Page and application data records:
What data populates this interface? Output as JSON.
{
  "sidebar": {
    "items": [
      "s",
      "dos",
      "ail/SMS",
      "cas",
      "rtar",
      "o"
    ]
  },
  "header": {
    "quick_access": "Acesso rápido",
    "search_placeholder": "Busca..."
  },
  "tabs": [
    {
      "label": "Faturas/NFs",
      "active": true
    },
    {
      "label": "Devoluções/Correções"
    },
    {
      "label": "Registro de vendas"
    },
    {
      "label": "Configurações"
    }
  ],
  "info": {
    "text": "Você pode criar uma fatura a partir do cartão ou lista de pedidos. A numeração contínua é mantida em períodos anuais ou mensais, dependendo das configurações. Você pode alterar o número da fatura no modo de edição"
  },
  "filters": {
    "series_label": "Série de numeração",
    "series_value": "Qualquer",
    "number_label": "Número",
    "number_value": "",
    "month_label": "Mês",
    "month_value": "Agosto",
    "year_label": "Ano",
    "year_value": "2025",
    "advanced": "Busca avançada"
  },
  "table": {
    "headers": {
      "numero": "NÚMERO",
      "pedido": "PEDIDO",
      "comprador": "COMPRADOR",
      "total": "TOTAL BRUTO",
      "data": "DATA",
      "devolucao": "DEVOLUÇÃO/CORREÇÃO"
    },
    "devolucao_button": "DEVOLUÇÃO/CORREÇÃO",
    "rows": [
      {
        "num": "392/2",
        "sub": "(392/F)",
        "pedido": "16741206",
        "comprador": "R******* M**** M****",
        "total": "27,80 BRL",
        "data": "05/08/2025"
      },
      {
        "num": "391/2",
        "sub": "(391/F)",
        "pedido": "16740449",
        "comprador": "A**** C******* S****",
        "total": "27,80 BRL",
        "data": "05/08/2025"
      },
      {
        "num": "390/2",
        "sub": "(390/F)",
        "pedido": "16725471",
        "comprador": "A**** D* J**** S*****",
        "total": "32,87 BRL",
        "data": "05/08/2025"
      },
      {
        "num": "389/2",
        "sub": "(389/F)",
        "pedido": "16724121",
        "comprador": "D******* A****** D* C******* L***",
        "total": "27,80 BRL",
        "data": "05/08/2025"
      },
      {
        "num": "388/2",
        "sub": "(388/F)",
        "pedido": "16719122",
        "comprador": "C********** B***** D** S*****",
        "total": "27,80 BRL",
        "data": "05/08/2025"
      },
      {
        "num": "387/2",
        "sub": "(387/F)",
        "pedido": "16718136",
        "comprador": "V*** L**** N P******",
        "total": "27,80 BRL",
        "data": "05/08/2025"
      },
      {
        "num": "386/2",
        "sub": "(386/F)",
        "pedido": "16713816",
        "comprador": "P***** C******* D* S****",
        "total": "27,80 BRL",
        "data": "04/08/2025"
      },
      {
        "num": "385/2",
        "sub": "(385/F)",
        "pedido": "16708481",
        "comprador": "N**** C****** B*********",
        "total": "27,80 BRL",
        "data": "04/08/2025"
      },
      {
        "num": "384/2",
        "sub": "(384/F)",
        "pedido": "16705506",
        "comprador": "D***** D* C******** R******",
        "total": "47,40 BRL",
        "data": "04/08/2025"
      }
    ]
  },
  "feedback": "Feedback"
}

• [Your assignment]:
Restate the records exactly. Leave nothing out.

• [Answer below]:
What data populates this interface? Output as JSON.
{
  "sidebar": {
    "items": [
      "s",
      "dos",
      "ail/SMS",
      "cas",
      "rtar",
      "o"
    ]
  },
  "header": {
    "quick_access": "Acesso rápido",
    "search_placeholder": "Busca..."
  },
  "tabs": [
    {
      "label": "Faturas/NFs",
      "active": true
    },
    {
      "label": "Devoluções/Correções"
    },
    {
      "label": "Registro de vendas"
    },
    {
      "label": "Configurações"
    }
  ],
  "info": {
    "text": "Você pode criar uma fatura a partir do cartão ou lista de pedidos. A numeração contínua é mantida em períodos anuais ou mensais, dependendo das configurações. Você pode alterar o número da fatura no modo de edição"
  },
  "filters": {
    "series_label": "Série de numeração",
    "series_value": "Qualquer",
    "number_label": "Número",
    "number_value": "",
    "month_label": "Mês",
    "month_value": "Agosto",
    "year_label": "Ano",
    "year_value": "2025",
    "advanced": "Busca avançada"
  },
  "table": {
    "headers": {
      "numero": "NÚMERO",
      "pedido": "PEDIDO",
      "comprador": "COMPRADOR",
      "total": "TOTAL BRUTO",
      "data": "DATA",
      "devolucao": "DEVOLUÇÃO/CORREÇÃO"
    },
    "devolucao_button": "DEVOLUÇÃO/CORREÇÃO",
    "rows": [
      {
        "num": "392/2",
        "sub": "(392/F)",
        "pedido": "16741206",
        "comprador": "R******* M**** M****",
        "total": "27,80 BRL",
        "data": "05/08/2025"
      },
      {
        "num": "391/2",
        "sub": "(391/F)",
        "pedido": "16740449",
        "comprador": "A**** C******* S****",
        "total": "27,80 BRL",
        "data": "05/08/2025"
      },
      {
        "num": "390/2",
        "sub": "(390/F)",
        "pedido": "16725471",
        "comprador": "A**** D* J**** S*****",
        "total": "32,87 BRL",
        "data": "05/08/2025"
      },
      {
        "num": "389/2",
        "sub": "(389/F)",
        "pedido": "16724121",
        "comprador": "D******* A****** D* C******* L***",
        "total": "27,80 BRL",
        "data": "05/08/2025"
      },
      {
        "num": "388/2",
        "sub": "(388/F)",
        "pedido": "16719122",
        "comprador": "C********** B***** D** S*****",
        "total": "27,80 BRL",
        "data": "05/08/2025"
      },
      {
        "num": "387/2",
        "sub": "(387/F)",
        "pedido": "16718136",
        "comprador": "V*** L**** N P******",
        "total": "27,80 BRL",
        "data": "05/08/2025"
      },
      {
        "num": "386/2",
        "sub": "(386/F)",
        "pedido": "16713816",
        "comprador": "P***** C******* D* S****",
        "total": "27,80 BRL",
        "data": "04/08/2025"
      },
      {
        "num": "385/2",
        "sub": "(385/F)",
        "pedido": "16708481",
        "comprador": "N**** C****** B*********",
        "total": "27,80 BRL",
        "data": "04/08/2025"
      },
      {
        "num": "384/2",
        "sub": "(384/F)",
        "pedido": "16705506",
        "comprador": "D***** D* C******** R******",
        "total": "47,40 BRL",
        "data": "04/08/2025"
      }
    ]
  },
  "feedback": "Feedback"
}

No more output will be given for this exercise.